First, much of GAIN’s work revolves around improving access to food that is safe, nutritious and affordable. Poor quality diets and diet related conditions represent the largest set of risk factors for the global burden of disease – greater than unsafe sex, alcohol, drug and tobacco use combined. These poor quality diets have massive economic consequences – equivalent to a having a global financial crisis every year, according to the 2016 Global Nutrition Report. This state of affairs reflects enormous food system failures. The food environments that consumers make decisions in are not helping them make food choices that support high quality diets. That is because these diet choices are unaffordable, not available, or are not framed by businesses and governments as desirable. This makes improving the food environment, and the food system that underlies it, such an important challenge for the achievement of a wide range of Sustainable Development Goals. Food is not the only thing that is important for nutrition status – we all know that – but it is the thing that is least easy to change through public action alone (unlike say water and sanitation, health facilities and schools) and it is important for all forms of malnutrition. Public sector leadership on setting priorities and on establishing and enforcing regulatory frameworks is essential if businesses and NGOs are to play a positive role in nutrition, but the public sector cannot do it on its own.

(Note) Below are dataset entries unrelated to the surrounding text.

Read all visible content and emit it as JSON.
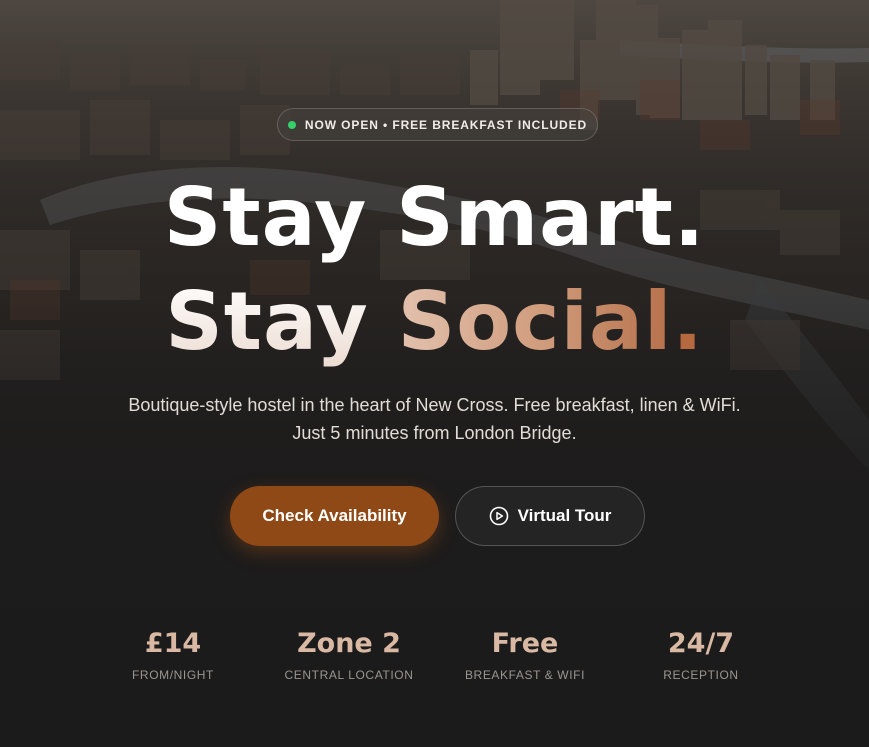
{
  "badge": {
    "text": "NOW OPEN • FREE BREAKFAST INCLUDED",
    "status_color": "#35d06a"
  },
  "headline": {
    "line1": "Stay Smart.",
    "line2_word1": "Stay",
    "line2_word2": "Social",
    "line2_period": "."
  },
  "subtitle": {
    "line1": "Boutique-style hostel in the heart of New Cross. Free breakfast, linen & WiFi.",
    "line2": "Just 5 minutes from London Bridge."
  },
  "actions": {
    "primary_label": "Check Availability",
    "secondary_label": "Virtual Tour",
    "secondary_icon": "play-circle-icon"
  },
  "stats": [
    {
      "value": "£14",
      "label": "FROM/NIGHT"
    },
    {
      "value": "Zone 2",
      "label": "CENTRAL LOCATION"
    },
    {
      "value": "Free",
      "label": "BREAKFAST & WIFI"
    },
    {
      "value": "24/7",
      "label": "RECEPTION"
    }
  ],
  "colors": {
    "accent": "#8e4916",
    "stat_value": "#d9b8a4",
    "background": "#1c1b1b"
  }
}
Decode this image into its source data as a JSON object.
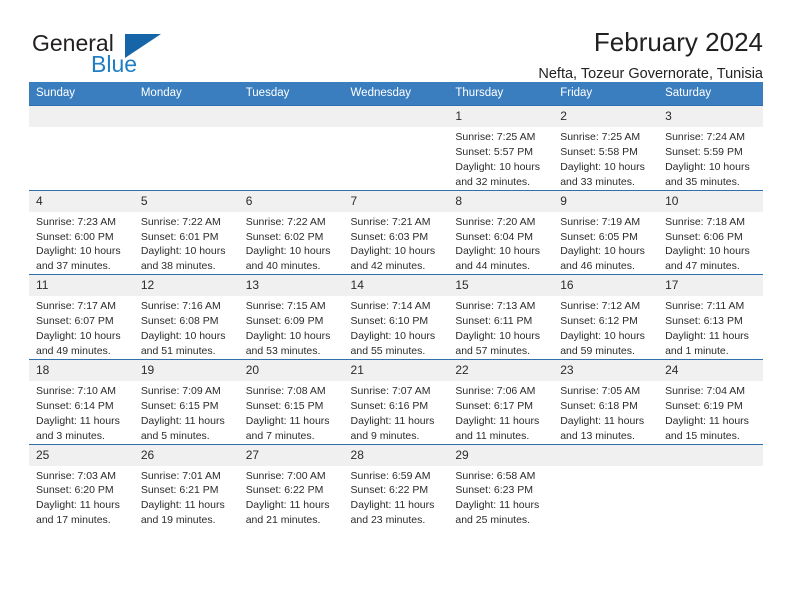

The food environments that consumers make decisions in are not helping them make food choices that support high quality diets.
Third, it seems to me that there are not enough people and organisations working in this space, namely on how to make food systems more nutrition friendly. There are lots of reports available now on what to do, but few have credibly evaluated attempts to actually innovate for change in the system. GAIN and others have the opportunity to really populate this space with examples of things that were tried and worked (or did not). The key is to learn and share the learning with others. Hence the alliance – building role of GAIN is absolutely essential to moving forwards. We all know that to end malnutrition we have to form alliances that are powerful enough to counteract the powerful forces that generate malnutrition. In part this means people and organisations getting on with their jobs and doing them well, but in part it is about the strategic and tactical joining of forces to accomplish things that single organisations cannot do on their own. GAIN, if it does this sensitively, carefully and wisely, can help build new positive alliances to end malnutrition, identifying ways of conducting due diligence on potential partners – whether from the public or private sector – and documenting behavior that is essential if nutrition status is to be improved and not diminished.
We all know that to end malnutrition we have to form alliances that are powerful enough to counteract the powerful forces that generate malnutrition
GAIN and the entire nutrition community have a fantastic chance to change the way we think – and act – about how food systems, and the actors within them, can work better for good nutrition.
Come and work with us to make it a reality.